Element iPhone 4S (and earlier) iPhone 5 iPhone 6 & 7 iPhone 6 Plus & 7 Plus
Window (including status bar area) 320 x 480 pts 320 x 568 pts 375 x 667 pts 414 x 736 pts
iOS8 Portrait Keyboard (English)
with QuickType
320 x 253 pts 320 x 253 pts 375 x 258 pts 414 x 271 pts
iOS8 Portrait Keyboard (English)
without QuickType
320 x 224 pts 320 x 224 pts 375 x 225 pts 414 x 236 pts
iOS8 Landscape Keyboard (English)
with QuickType
480 x 193 pts 568 x 193 pts 667 x 194 pts 736 x 194 pts
iOS8 Landscape Keyboard (English)
without QuickType
480 x 170 pts 568 x 170 pts 667 x 171 pts 736 x 171 pts
Launch Image Sizes 640 x 960 pixels 640 x 1136 pixels 750 x 1334 (@2x) portrait
1334 x 750 (@2x) landscape
1242 x 2208 (@3x) portrait
2208 x 1242 (@3x) landscape

Other dimensions common to all screen sizes:
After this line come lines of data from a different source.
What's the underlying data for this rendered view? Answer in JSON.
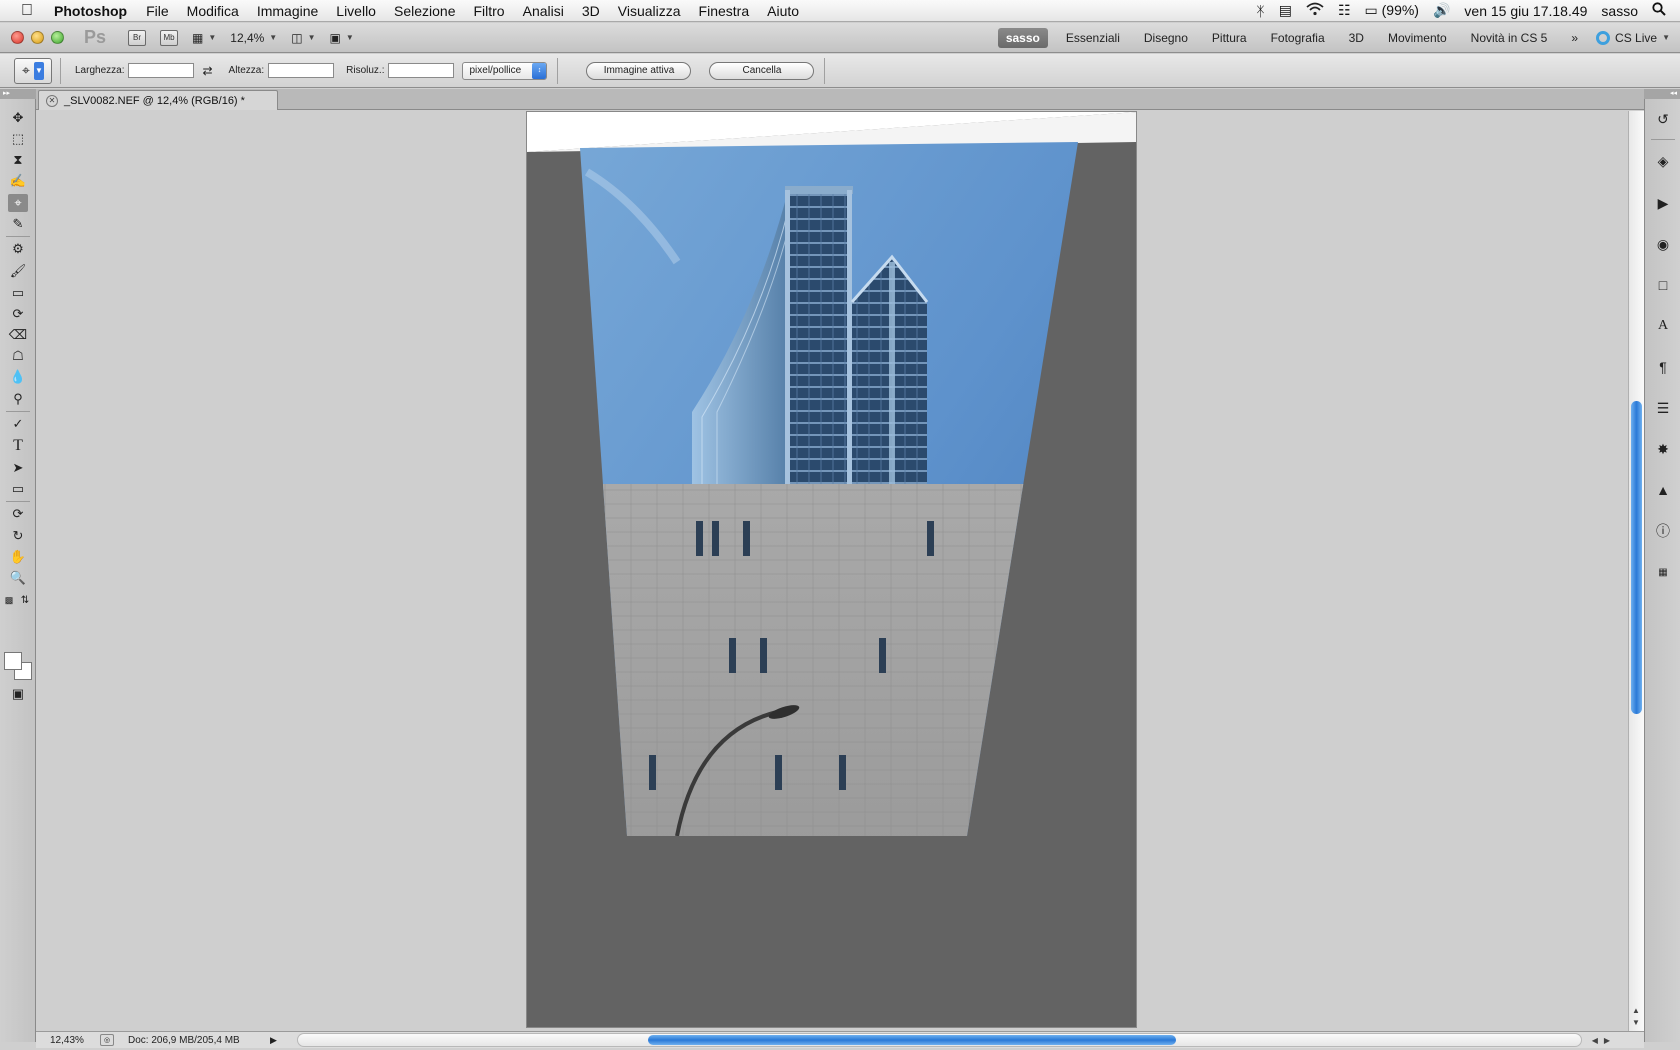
{
  "menubar": {
    "app": "Photoshop",
    "items": [
      "File",
      "Modifica",
      "Immagine",
      "Livello",
      "Selezione",
      "Filtro",
      "Analisi",
      "3D",
      "Visualizza",
      "Finestra",
      "Aiuto"
    ],
    "battery": "(99%)",
    "clock": "ven 15 giu  17.18.49",
    "user": "sasso"
  },
  "appbar": {
    "logo": "Ps",
    "bridge": "Br",
    "minibridge": "Mb",
    "zoom": "12,4%",
    "workspaces": [
      "sasso",
      "Essenziali",
      "Disegno",
      "Pittura",
      "Fotografia",
      "3D",
      "Movimento",
      "Novità in CS 5"
    ],
    "active_workspace": "sasso",
    "more": "»",
    "cslive": "CS Live"
  },
  "options": {
    "width_label": "Larghezza:",
    "width_value": "",
    "height_label": "Altezza:",
    "height_value": "",
    "resolution_label": "Risoluz.:",
    "resolution_value": "",
    "unit": "pixel/pollice",
    "front_image": "Immagine attiva",
    "clear": "Cancella"
  },
  "document": {
    "tab_title": "_SLV0082.NEF @ 12,4% (RGB/16) *"
  },
  "status": {
    "zoom": "12,43%",
    "doc_info": "Doc: 206,9 MB/205,4 MB"
  },
  "colors": {
    "accent_blue": "#2a79d7",
    "canvas_bg": "#cfcfcf",
    "pasteboard": "#636363",
    "sky": "#5a8dc6"
  }
}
Status Bar
(How to hide the status bar)
20 pts
Navigation Bar 44 pts
Nav Bar/Toolbar Icon white icon – up to 20 x 20 pts (transparent PNG)
Tab Bar 49 pts
Tab Bar Icon up to 30 x 30 pts (transparent PNGs)
Text Field 31 pts

Points vs. Pixels

Apple introduced retina displays starting with the iPhone 4. You don’t have to modify your code to support high-res displays; the iOS coordinate system uses points rather than pixels, so the dimensions and position in points of all UI elements remains the same across all devices.

iOS supports high resolution displays via the scale property on UIScreen, UIView, UIImage, and CALayer classes. If you load an image from a file whose name includes the @2x modifier, its scale property is set to 2.0. Similarly an image with a @3x modifier has a scale of 3.0. Otherwise the scale defaults to 1.0.

Vary for Traits in Xcode 8

Vary for Traits in Xcode 8

The UI to select the size classes has changed in xcode 8. Now it is as follows:

Any constraints that you add without selecting Vary for Traits options will be considered as for all the size classes( Any Any previously)

enter image description here

To add a constraint to a specific size class add it by selecting:

  • The device at the bottom and by selecting Vary for Traits options of that size class.
  • When you are adding constraints to a specific size class the bar turns blue as below

enter image description here

How to debug deep linking in iOS

What is deep linking?

Deep linking basically enables you to open an app from another app or a website while passing on parameters. This mechanism works with custom URL schemes which you can define in the .plist of your app.

Why deep linking?

If you have an app with lookup functionality (e.g. an app for finding song lyrics) you might want to perform a lookup without having to navigate to the designated screen and typing in the query. This can be achieved by opening the following example URL MyAppScheme://myAction=lookup&myQuery=What%20is%20the%20meaning%20of%20life in another app of the browser. In this case the app is programmed to read the ‘myAction’-parameter on startup to determine the action and the ‘myQuery’-parameter for the search query. Often, deep linking doesn’t go as planned and you might need to debug your app.

Why is debugging this difficult?

Deep linking might occur in three kinds of scenarios:

  1. The app hasn’t been installed yet
  2. The app is running in the background (or foreground for that matters)
  3. The app is installed but not running at all

Scenario 1 is irrelevant in this case, so we’ll skip this one. Scenario 2 should be no problem since the app is running on the device (or simulator) while in a debug session. Scenario 3 requires you not to have the app running, but you need the debug session to be able to debug. This is a problem because Xcode starts the app automatically when starting a debug session. Instead of letting Xcode start the app, you want to do it yourself using the deep link URL.

So… tell me how to do this

There is a convenient option which enables you to start a debug session by manually starting the app. To achieve this, go to the ‘Edit scheme’ screen and tick the ‘Wait for MyApp.app to be launched manually’ option on in the ‘Run’ configuration.

Image

Whenever you run the target in Xcode, the app doesn’t automatically starts and the debug session will only start when you manually start the app.